"I think I want to be a judge," she comments, twirling blonde hair around a finger, and you can't help but wonder what she'd look like without it. Hairless, as all judges are. Your brows knit together, because you have to piece these fragments of your friend together - the girl who beams with pride when you run your fingers through her hair and tell her how much it suits her, and the girl who wants to be a judge.

"Judges are ugly," you answer, nose wrinkling, because they are. Grey and bland, their features reduced to nothing in an effort to make them look impartial, hair seared away to leave a shining, silver dome of a head.
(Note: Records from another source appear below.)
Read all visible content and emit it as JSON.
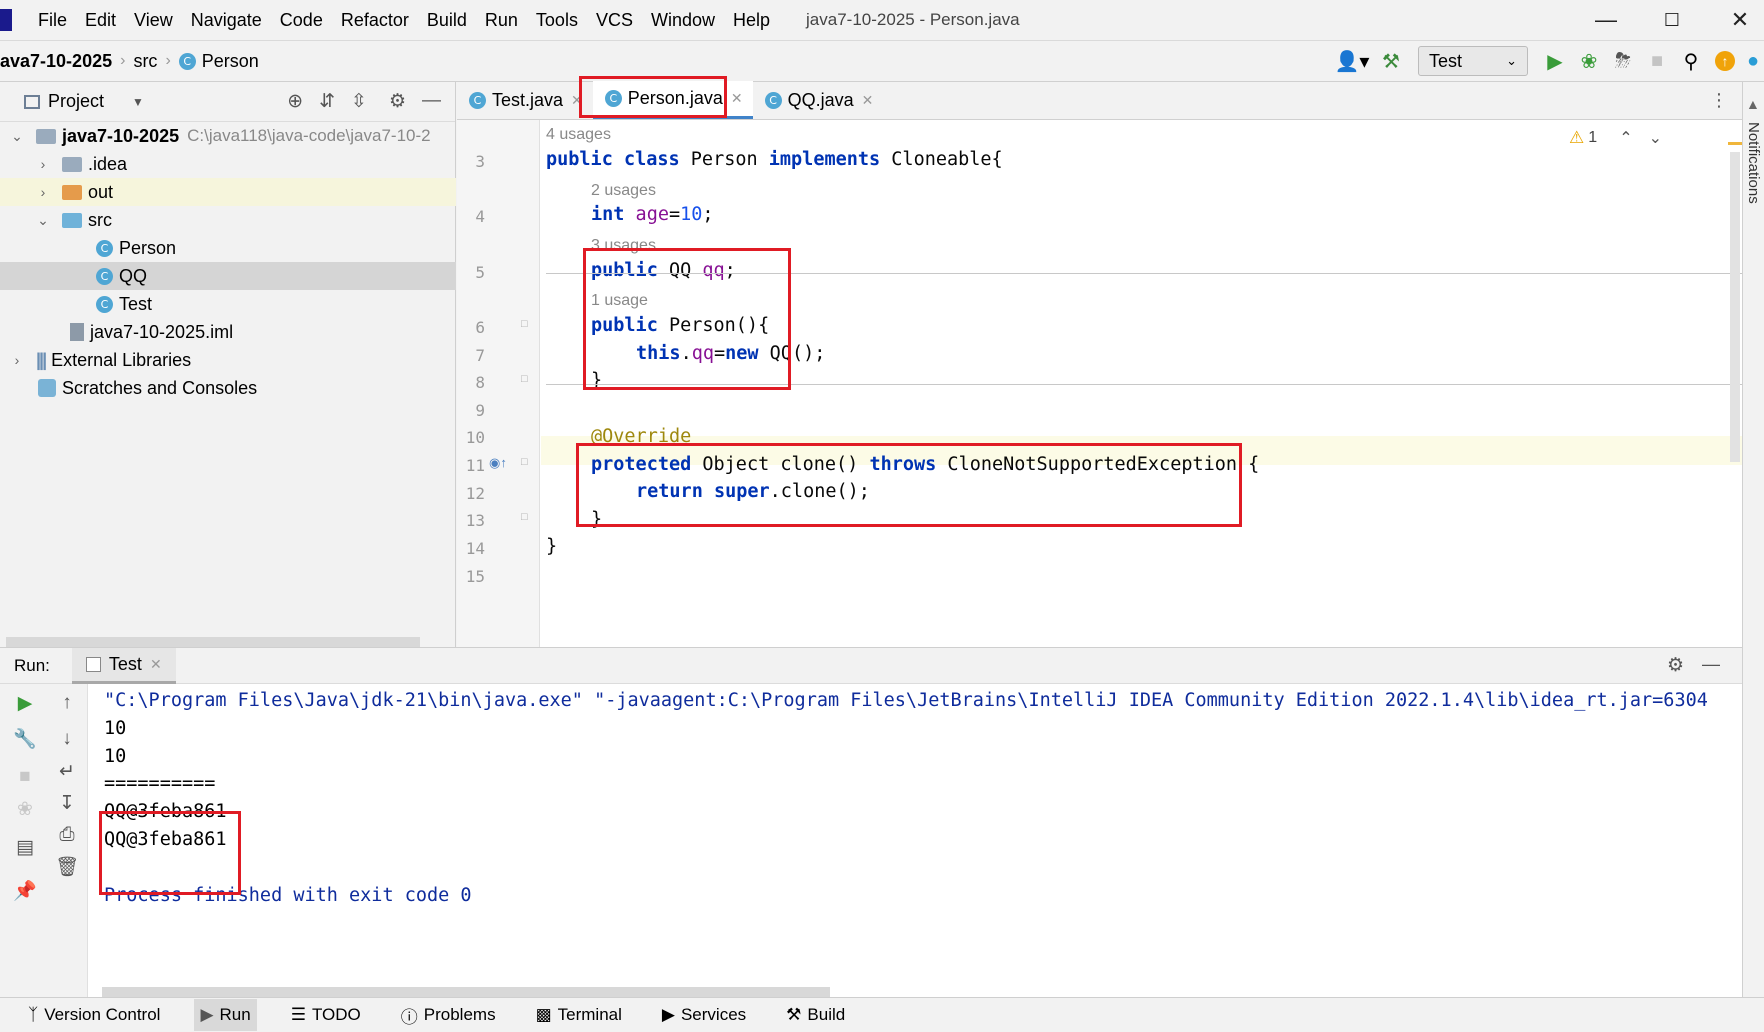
{
  "menubar": {
    "items": [
      "File",
      "Edit",
      "View",
      "Navigate",
      "Code",
      "Refactor",
      "Build",
      "Run",
      "Tools",
      "VCS",
      "Window",
      "Help"
    ],
    "title": "java7-10-2025 - Person.java"
  },
  "navbar": {
    "crumbs": [
      "ava7-10-2025",
      "src",
      "Person"
    ],
    "run_config": "Test"
  },
  "project": {
    "title": "Project",
    "tree": [
      {
        "label": "java7-10-2025",
        "path": "C:\\java118\\java-code\\java7-10-2"
      },
      {
        "label": ".idea"
      },
      {
        "label": "out"
      },
      {
        "label": "src"
      },
      {
        "label": "Person"
      },
      {
        "label": "QQ"
      },
      {
        "label": "Test"
      },
      {
        "label": "java7-10-2025.iml"
      },
      {
        "label": "External Libraries"
      },
      {
        "label": "Scratches and Consoles"
      }
    ]
  },
  "editor": {
    "tabs": [
      "Test.java",
      "Person.java",
      "QQ.java"
    ],
    "warning_count": "1",
    "hints": [
      "4 usages",
      "2 usages",
      "3 usages",
      "1 usage"
    ],
    "line_numbers": [
      "3",
      "4",
      "5",
      "6",
      "7",
      "8",
      "9",
      "10",
      "11",
      "12",
      "13",
      "14",
      "15"
    ],
    "code": {
      "l3_kw": "public class",
      "l3_rest": " Person ",
      "l3_kw2": "implements",
      "l3_end": " Cloneable{",
      "l4_kw": "int",
      "l4_fld": " age",
      "l4_eq": "=",
      "l4_num": "10",
      "l4_end": ";",
      "l5_kw": "public",
      "l5_type": " QQ ",
      "l5_fld": "qq",
      "l5_end": ";",
      "l6_kw": "public",
      "l6_rest": " Person(){",
      "l7_kw": "this",
      "l7_dot": ".",
      "l7_fld": "qq",
      "l7_eq": "=",
      "l7_kw2": "new",
      "l7_end": " QQ();",
      "l8": "}",
      "l10": "@Override",
      "l11_kw": "protected",
      "l11_mid": " Object clone() ",
      "l11_kw2": "throws",
      "l11_end": " CloneNotSupportedException {",
      "l12_kw": "return",
      "l12_kw2": " super",
      "l12_end": ".clone();",
      "l13": "}",
      "l14": "}"
    }
  },
  "notifications_label": "Notifications",
  "run": {
    "label": "Run:",
    "tab": "Test",
    "output": [
      "\"C:\\Program Files\\Java\\jdk-21\\bin\\java.exe\" \"-javaagent:C:\\Program Files\\JetBrains\\IntelliJ IDEA Community Edition 2022.1.4\\lib\\idea_rt.jar=6304",
      "10",
      "10",
      "==========",
      "QQ@3feba861",
      "QQ@3feba861",
      "Process finished with exit code 0"
    ]
  },
  "tool_stripe": [
    "Version Control",
    "Run",
    "TODO",
    "Problems",
    "Terminal",
    "Services",
    "Build"
  ],
  "colors": {
    "highlight_box": "#e01b24",
    "keyword": "#0033b3",
    "field": "#871094",
    "number": "#1750eb",
    "annotation": "#9e880d"
  }
}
"But they're important!" She protests with that same fire which first drew you to her, the one which makes you look at her blonde hair as though it is actually embers, flitting around the flame that is her. She wore that same expression three years ago, when you wound up in the same class and the teacher - brunette, like all teachers, with that same sculpted "warmth" to their face as every other teacher has - told her that Equalising first happened fifty years ago.

(No, it was seventy five! I know, my grandpa was one of the first.)
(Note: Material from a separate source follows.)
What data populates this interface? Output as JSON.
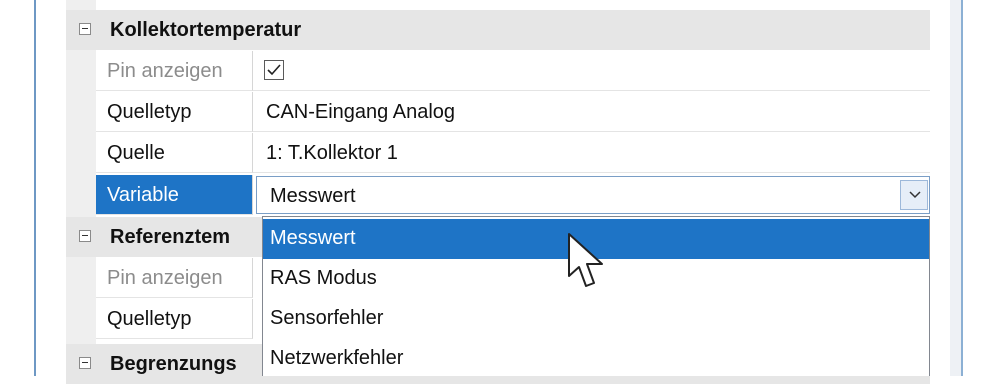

"Well, so are EMTs, and they're not ugly." Your rebuttal makes her blue eyes roll, makes her shake her head, the way she always does when she thinks you're simply too foolish to bother debating the point.
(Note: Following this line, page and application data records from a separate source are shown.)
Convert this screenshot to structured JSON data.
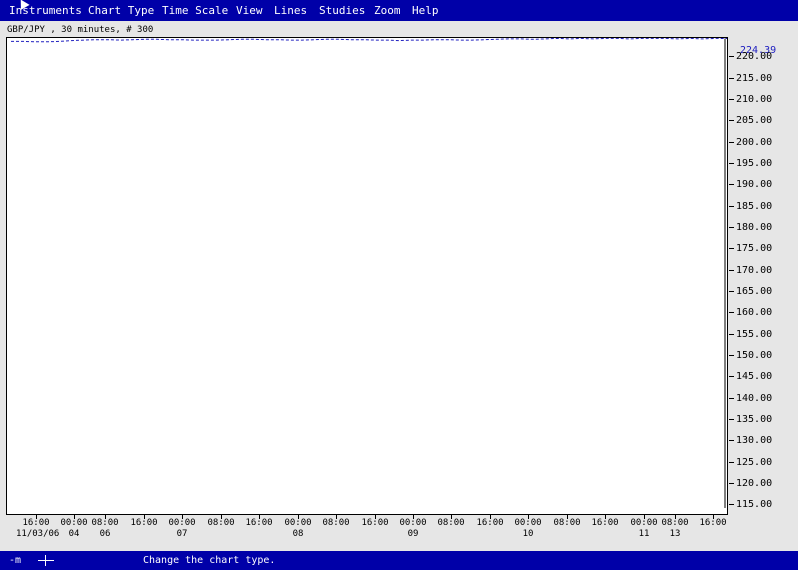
{
  "menubar": {
    "items": [
      "Instruments",
      "Chart Type",
      "Time Scale",
      "View",
      "Lines",
      "Studies",
      "Zoom",
      "Help"
    ]
  },
  "chart_title": "GBP/JPY , 30 minutes, # 300",
  "chart_data": {
    "type": "line",
    "title": "GBP/JPY , 30 minutes, # 300",
    "xlabel": "",
    "ylabel": "",
    "ylim": [
      112.5,
      224.5
    ],
    "yticks": [
      "220.00",
      "215.00",
      "210.00",
      "205.00",
      "200.00",
      "195.00",
      "190.00",
      "185.00",
      "180.00",
      "175.00",
      "170.00",
      "165.00",
      "160.00",
      "155.00",
      "150.00",
      "145.00",
      "140.00",
      "135.00",
      "130.00",
      "125.00",
      "120.00",
      "115.00"
    ],
    "last_price": "224.39",
    "x_time_labels": [
      "16:00",
      "00:00",
      "08:00",
      "16:00",
      "00:00",
      "08:00",
      "16:00",
      "00:00",
      "08:00",
      "16:00",
      "00:00",
      "08:00",
      "16:00",
      "00:00",
      "08:00",
      "16:00",
      "00:00",
      "08:00",
      "16:00"
    ],
    "x_date_labels": [
      "11/03/06",
      "04",
      "06",
      "07",
      "08",
      "09",
      "10",
      "11",
      "13"
    ],
    "series": [
      {
        "values": [
          223.7,
          223.7,
          223.6,
          223.6,
          223.7,
          223.9,
          224.0,
          224.1,
          224.1,
          224.0,
          224.1,
          224.2,
          224.2,
          224.1,
          224.1,
          224.0,
          224.0,
          224.0,
          224.1,
          224.2,
          224.2,
          224.1,
          224.1,
          224.0,
          224.0,
          224.1,
          224.2,
          224.2,
          224.1,
          224.1,
          224.0,
          224.0,
          223.9,
          224.0,
          224.0,
          224.1,
          224.1,
          224.0,
          224.0,
          224.1,
          224.2,
          224.3,
          224.3,
          224.2,
          224.3,
          224.4,
          224.3,
          224.4,
          224.3,
          224.4,
          224.4,
          224.3,
          224.4,
          224.4,
          224.4,
          224.3,
          224.4,
          224.3,
          224.4,
          224.39
        ]
      }
    ],
    "grid": false,
    "colors": {
      "line": "#2020c0",
      "last_price": "#2020c0"
    }
  },
  "statusbar": {
    "zoom_indicator": "-m",
    "message": "Change the chart type."
  }
}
She does that more often now.

You try not to think what it means.